▸ Exercise requirements:
Retype every entry exactly, character for character.

*** Source material Section Begins ***

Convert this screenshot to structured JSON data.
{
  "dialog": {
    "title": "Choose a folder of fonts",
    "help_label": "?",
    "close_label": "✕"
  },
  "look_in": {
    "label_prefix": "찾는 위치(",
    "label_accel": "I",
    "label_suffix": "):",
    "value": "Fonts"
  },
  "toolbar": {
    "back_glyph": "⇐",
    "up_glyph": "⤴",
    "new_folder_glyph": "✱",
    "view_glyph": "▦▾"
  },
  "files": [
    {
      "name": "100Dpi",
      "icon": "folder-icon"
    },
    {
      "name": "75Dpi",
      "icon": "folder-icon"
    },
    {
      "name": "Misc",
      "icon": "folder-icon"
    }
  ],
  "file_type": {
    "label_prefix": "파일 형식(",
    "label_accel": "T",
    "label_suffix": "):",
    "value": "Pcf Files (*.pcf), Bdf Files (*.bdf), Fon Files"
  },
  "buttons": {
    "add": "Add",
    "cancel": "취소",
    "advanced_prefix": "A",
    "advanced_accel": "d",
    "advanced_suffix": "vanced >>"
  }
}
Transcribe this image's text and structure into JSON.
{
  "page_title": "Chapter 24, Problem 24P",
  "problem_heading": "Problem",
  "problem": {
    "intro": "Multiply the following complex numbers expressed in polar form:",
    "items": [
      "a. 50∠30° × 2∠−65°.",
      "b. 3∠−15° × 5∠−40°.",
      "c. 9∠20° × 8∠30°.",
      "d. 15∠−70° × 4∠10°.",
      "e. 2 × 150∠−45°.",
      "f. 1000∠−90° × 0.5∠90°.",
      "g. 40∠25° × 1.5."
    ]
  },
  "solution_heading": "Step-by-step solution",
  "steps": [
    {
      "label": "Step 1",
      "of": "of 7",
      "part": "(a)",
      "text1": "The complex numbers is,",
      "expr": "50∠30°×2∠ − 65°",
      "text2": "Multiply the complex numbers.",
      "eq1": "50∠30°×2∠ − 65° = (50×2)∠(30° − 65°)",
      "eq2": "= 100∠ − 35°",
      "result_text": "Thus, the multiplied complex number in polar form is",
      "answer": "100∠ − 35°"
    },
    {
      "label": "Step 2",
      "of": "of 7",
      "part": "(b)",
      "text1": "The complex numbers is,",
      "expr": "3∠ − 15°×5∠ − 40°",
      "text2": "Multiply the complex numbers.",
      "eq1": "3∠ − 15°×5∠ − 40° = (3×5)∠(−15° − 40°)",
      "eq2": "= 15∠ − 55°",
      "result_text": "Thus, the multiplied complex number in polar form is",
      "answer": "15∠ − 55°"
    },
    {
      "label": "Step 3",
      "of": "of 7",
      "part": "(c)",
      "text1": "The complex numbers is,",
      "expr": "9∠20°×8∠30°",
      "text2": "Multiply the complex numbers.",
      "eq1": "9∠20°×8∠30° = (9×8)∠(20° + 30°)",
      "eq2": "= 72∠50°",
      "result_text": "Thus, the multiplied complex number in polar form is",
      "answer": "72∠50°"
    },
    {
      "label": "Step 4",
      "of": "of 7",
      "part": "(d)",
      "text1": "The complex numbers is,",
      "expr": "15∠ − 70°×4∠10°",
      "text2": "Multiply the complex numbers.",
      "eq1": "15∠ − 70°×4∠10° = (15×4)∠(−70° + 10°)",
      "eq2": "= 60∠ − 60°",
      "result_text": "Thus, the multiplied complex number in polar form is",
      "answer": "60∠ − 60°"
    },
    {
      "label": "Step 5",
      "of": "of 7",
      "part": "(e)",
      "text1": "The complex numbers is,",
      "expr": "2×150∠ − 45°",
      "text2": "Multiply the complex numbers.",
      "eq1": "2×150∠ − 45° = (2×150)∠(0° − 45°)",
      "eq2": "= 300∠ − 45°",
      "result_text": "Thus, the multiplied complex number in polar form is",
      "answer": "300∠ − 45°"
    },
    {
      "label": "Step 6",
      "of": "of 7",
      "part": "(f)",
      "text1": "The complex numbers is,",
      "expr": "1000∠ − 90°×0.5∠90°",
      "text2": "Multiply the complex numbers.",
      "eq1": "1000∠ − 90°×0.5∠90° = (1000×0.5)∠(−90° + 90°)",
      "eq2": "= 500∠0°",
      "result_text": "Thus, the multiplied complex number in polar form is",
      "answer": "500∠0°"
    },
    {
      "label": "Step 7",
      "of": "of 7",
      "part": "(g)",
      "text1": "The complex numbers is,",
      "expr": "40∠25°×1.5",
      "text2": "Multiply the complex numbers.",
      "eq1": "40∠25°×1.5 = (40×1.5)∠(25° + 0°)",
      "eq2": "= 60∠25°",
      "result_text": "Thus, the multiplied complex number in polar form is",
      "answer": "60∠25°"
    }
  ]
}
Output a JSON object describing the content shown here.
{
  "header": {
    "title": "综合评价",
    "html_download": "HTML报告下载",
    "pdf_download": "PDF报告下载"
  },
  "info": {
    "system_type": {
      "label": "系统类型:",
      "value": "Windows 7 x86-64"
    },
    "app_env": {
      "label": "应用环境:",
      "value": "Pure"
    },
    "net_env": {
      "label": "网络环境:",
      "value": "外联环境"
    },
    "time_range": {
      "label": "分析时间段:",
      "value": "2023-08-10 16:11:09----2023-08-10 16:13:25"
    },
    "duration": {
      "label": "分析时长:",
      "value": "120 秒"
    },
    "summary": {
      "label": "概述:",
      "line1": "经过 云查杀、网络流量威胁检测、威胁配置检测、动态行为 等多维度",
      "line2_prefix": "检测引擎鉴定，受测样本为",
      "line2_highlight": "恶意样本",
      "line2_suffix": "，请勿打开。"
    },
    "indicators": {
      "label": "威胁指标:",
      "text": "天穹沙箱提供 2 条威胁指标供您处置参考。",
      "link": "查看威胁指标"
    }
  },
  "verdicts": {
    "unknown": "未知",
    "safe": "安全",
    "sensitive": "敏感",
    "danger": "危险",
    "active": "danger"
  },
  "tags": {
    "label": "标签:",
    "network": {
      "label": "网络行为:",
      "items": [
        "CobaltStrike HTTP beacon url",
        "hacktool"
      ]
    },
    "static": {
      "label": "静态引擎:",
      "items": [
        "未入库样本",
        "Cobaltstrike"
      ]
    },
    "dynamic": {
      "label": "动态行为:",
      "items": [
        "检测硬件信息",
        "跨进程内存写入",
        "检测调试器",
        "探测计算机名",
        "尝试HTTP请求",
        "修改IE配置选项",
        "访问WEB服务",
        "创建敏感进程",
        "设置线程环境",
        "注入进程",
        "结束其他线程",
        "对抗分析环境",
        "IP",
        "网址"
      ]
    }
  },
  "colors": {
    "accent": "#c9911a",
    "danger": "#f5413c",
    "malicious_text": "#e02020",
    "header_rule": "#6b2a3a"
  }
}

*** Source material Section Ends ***

▸ Expected answer:
Convert this screenshot to structured JSON data.
{
  "dialog": {
    "title": "Choose a folder of fonts",
    "help_label": "?",
    "close_label": "✕"
  },
  "look_in": {
    "label_prefix": "찾는 위치(",
    "label_accel": "I",
    "label_suffix": "):",
    "value": "Fonts"
  },
  "toolbar": {
    "back_glyph": "⇐",
    "up_glyph": "⤴",
    "new_folder_glyph": "✱",
    "view_glyph": "▦▾"
  },
  "files": [
    {
      "name": "100Dpi",
      "icon": "folder-icon"
    },
    {
      "name": "75Dpi",
      "icon": "folder-icon"
    },
    {
      "name": "Misc",
      "icon": "folder-icon"
    }
  ],
  "file_type": {
    "label_prefix": "파일 형식(",
    "label_accel": "T",
    "label_suffix": "):",
    "value": "Pcf Files (*.pcf), Bdf Files (*.bdf), Fon Files"
  },
  "buttons": {
    "add": "Add",
    "cancel": "취소",
    "advanced_prefix": "A",
    "advanced_accel": "d",
    "advanced_suffix": "vanced >>"
  }
}
Transcribe this image's text and structure into JSON.
{
  "page_title": "Chapter 24, Problem 24P",
  "problem_heading": "Problem",
  "problem": {
    "intro": "Multiply the following complex numbers expressed in polar form:",
    "items": [
      "a. 50∠30° × 2∠−65°.",
      "b. 3∠−15° × 5∠−40°.",
      "c. 9∠20° × 8∠30°.",
      "d. 15∠−70° × 4∠10°.",
      "e. 2 × 150∠−45°.",
      "f. 1000∠−90° × 0.5∠90°.",
      "g. 40∠25° × 1.5."
    ]
  },
  "solution_heading": "Step-by-step solution",
  "steps": [
    {
      "label": "Step 1",
      "of": "of 7",
      "part": "(a)",
      "text1": "The complex numbers is,",
      "expr": "50∠30°×2∠ − 65°",
      "text2": "Multiply the complex numbers.",
      "eq1": "50∠30°×2∠ − 65° = (50×2)∠(30° − 65°)",
      "eq2": "= 100∠ − 35°",
      "result_text": "Thus, the multiplied complex number in polar form is",
      "answer": "100∠ − 35°"
    },
    {
      "label": "Step 2",
      "of": "of 7",
      "part": "(b)",
      "text1": "The complex numbers is,",
      "expr": "3∠ − 15°×5∠ − 40°",
      "text2": "Multiply the complex numbers.",
      "eq1": "3∠ − 15°×5∠ − 40° = (3×5)∠(−15° − 40°)",
      "eq2": "= 15∠ − 55°",
      "result_text": "Thus, the multiplied complex number in polar form is",
      "answer": "15∠ − 55°"
    },
    {
      "label": "Step 3",
      "of": "of 7",
      "part": "(c)",
      "text1": "The complex numbers is,",
      "expr": "9∠20°×8∠30°",
      "text2": "Multiply the complex numbers.",
      "eq1": "9∠20°×8∠30° = (9×8)∠(20° + 30°)",
      "eq2": "= 72∠50°",
      "result_text": "Thus, the multiplied complex number in polar form is",
      "answer": "72∠50°"
    },
    {
      "label": "Step 4",
      "of": "of 7",
      "part": "(d)",
      "text1": "The complex numbers is,",
      "expr": "15∠ − 70°×4∠10°",
      "text2": "Multiply the complex numbers.",
      "eq1": "15∠ − 70°×4∠10° = (15×4)∠(−70° + 10°)",
      "eq2": "= 60∠ − 60°",
      "result_text": "Thus, the multiplied complex number in polar form is",
      "answer": "60∠ − 60°"
    },
    {
      "label": "Step 5",
      "of": "of 7",
      "part": "(e)",
      "text1": "The complex numbers is,",
      "expr": "2×150∠ − 45°",
      "text2": "Multiply the complex numbers.",
      "eq1": "2×150∠ − 45° = (2×150)∠(0° − 45°)",
      "eq2": "= 300∠ − 45°",
      "result_text": "Thus, the multiplied complex number in polar form is",
      "answer": "300∠ − 45°"
    },
    {
      "label": "Step 6",
      "of": "of 7",
      "part": "(f)",
      "text1": "The complex numbers is,",
      "expr": "1000∠ − 90°×0.5∠90°",
      "text2": "Multiply the complex numbers.",
      "eq1": "1000∠ − 90°×0.5∠90° = (1000×0.5)∠(−90° + 90°)",
      "eq2": "= 500∠0°",
      "result_text": "Thus, the multiplied complex number in polar form is",
      "answer": "500∠0°"
    },
    {
      "label": "Step 7",
      "of": "of 7",
      "part": "(g)",
      "text1": "The complex numbers is,",
      "expr": "40∠25°×1.5",
      "text2": "Multiply the complex numbers.",
      "eq1": "40∠25°×1.5 = (40×1.5)∠(25° + 0°)",
      "eq2": "= 60∠25°",
      "result_text": "Thus, the multiplied complex number in polar form is",
      "answer": "60∠25°"
    }
  ]
}
Output a JSON object describing the content shown here.
{
  "header": {
    "title": "综合评价",
    "html_download": "HTML报告下载",
    "pdf_download": "PDF报告下载"
  },
  "info": {
    "system_type": {
      "label": "系统类型:",
      "value": "Windows 7 x86-64"
    },
    "app_env": {
      "label": "应用环境:",
      "value": "Pure"
    },
    "net_env": {
      "label": "网络环境:",
      "value": "外联环境"
    },
    "time_range": {
      "label": "分析时间段:",
      "value": "2023-08-10 16:11:09----2023-08-10 16:13:25"
    },
    "duration": {
      "label": "分析时长:",
      "value": "120 秒"
    },
    "summary": {
      "label": "概述:",
      "line1": "经过 云查杀、网络流量威胁检测、威胁配置检测、动态行为 等多维度",
      "line2_prefix": "检测引擎鉴定，受测样本为",
      "line2_highlight": "恶意样本",
      "line2_suffix": "，请勿打开。"
    },
    "indicators": {
      "label": "威胁指标:",
      "text": "天穹沙箱提供 2 条威胁指标供您处置参考。",
      "link": "查看威胁指标"
    }
  },
  "verdicts": {
    "unknown": "未知",
    "safe": "安全",
    "sensitive": "敏感",
    "danger": "危险",
    "active": "danger"
  },
  "tags": {
    "label": "标签:",
    "network": {
      "label": "网络行为:",
      "items": [
        "CobaltStrike HTTP beacon url",
        "hacktool"
      ]
    },
    "static": {
      "label": "静态引擎:",
      "items": [
        "未入库样本",
        "Cobaltstrike"
      ]
    },
    "dynamic": {
      "label": "动态行为:",
      "items": [
        "检测硬件信息",
        "跨进程内存写入",
        "检测调试器",
        "探测计算机名",
        "尝试HTTP请求",
        "修改IE配置选项",
        "访问WEB服务",
        "创建敏感进程",
        "设置线程环境",
        "注入进程",
        "结束其他线程",
        "对抗分析环境",
        "IP",
        "网址"
      ]
    }
  },
  "colors": {
    "accent": "#c9911a",
    "danger": "#f5413c",
    "malicious_text": "#e02020",
    "header_rule": "#6b2a3a"
  }
}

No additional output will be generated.